Information supplied section start
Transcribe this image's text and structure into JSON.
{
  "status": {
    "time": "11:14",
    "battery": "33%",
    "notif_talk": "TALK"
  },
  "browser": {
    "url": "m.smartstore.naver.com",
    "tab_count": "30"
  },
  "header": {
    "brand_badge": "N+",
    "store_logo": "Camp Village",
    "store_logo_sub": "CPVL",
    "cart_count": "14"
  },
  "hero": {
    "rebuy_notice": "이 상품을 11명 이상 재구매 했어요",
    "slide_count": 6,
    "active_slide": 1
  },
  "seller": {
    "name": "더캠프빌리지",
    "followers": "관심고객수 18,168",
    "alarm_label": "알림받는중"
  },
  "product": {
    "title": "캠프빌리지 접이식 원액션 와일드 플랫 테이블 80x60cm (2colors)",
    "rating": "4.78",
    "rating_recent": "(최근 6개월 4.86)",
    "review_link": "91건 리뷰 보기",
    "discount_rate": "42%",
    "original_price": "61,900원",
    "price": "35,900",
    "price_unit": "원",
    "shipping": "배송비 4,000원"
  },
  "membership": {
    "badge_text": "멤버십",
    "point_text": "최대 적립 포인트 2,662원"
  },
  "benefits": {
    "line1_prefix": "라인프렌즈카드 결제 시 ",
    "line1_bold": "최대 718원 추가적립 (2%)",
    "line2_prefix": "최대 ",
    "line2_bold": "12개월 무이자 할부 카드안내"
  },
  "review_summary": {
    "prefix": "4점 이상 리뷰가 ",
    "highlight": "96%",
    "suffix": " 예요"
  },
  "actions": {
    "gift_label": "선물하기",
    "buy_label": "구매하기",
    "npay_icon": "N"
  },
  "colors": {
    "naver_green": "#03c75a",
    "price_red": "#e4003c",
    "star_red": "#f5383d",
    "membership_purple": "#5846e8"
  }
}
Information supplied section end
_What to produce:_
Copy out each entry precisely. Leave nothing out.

_Exercise output:_
Transcribe this image's text and structure into JSON.
{
  "status": {
    "time": "11:14",
    "battery": "33%",
    "notif_talk": "TALK"
  },
  "browser": {
    "url": "m.smartstore.naver.com",
    "tab_count": "30"
  },
  "header": {
    "brand_badge": "N+",
    "store_logo": "Camp Village",
    "store_logo_sub": "CPVL",
    "cart_count": "14"
  },
  "hero": {
    "rebuy_notice": "이 상품을 11명 이상 재구매 했어요",
    "slide_count": 6,
    "active_slide": 1
  },
  "seller": {
    "name": "더캠프빌리지",
    "followers": "관심고객수 18,168",
    "alarm_label": "알림받는중"
  },
  "product": {
    "title": "캠프빌리지 접이식 원액션 와일드 플랫 테이블 80x60cm (2colors)",
    "rating": "4.78",
    "rating_recent": "(최근 6개월 4.86)",
    "review_link": "91건 리뷰 보기",
    "discount_rate": "42%",
    "original_price": "61,900원",
    "price": "35,900",
    "price_unit": "원",
    "shipping": "배송비 4,000원"
  },
  "membership": {
    "badge_text": "멤버십",
    "point_text": "최대 적립 포인트 2,662원"
  },
  "benefits": {
    "line1_prefix": "라인프렌즈카드 결제 시 ",
    "line1_bold": "최대 718원 추가적립 (2%)",
    "line2_prefix": "최대 ",
    "line2_bold": "12개월 무이자 할부 카드안내"
  },
  "review_summary": {
    "prefix": "4점 이상 리뷰가 ",
    "highlight": "96%",
    "suffix": " 예요"
  },
  "actions": {
    "gift_label": "선물하기",
    "buy_label": "구매하기",
    "npay_icon": "N"
  },
  "colors": {
    "naver_green": "#03c75a",
    "price_red": "#e4003c",
    "star_red": "#f5383d",
    "membership_purple": "#5846e8"
  }
}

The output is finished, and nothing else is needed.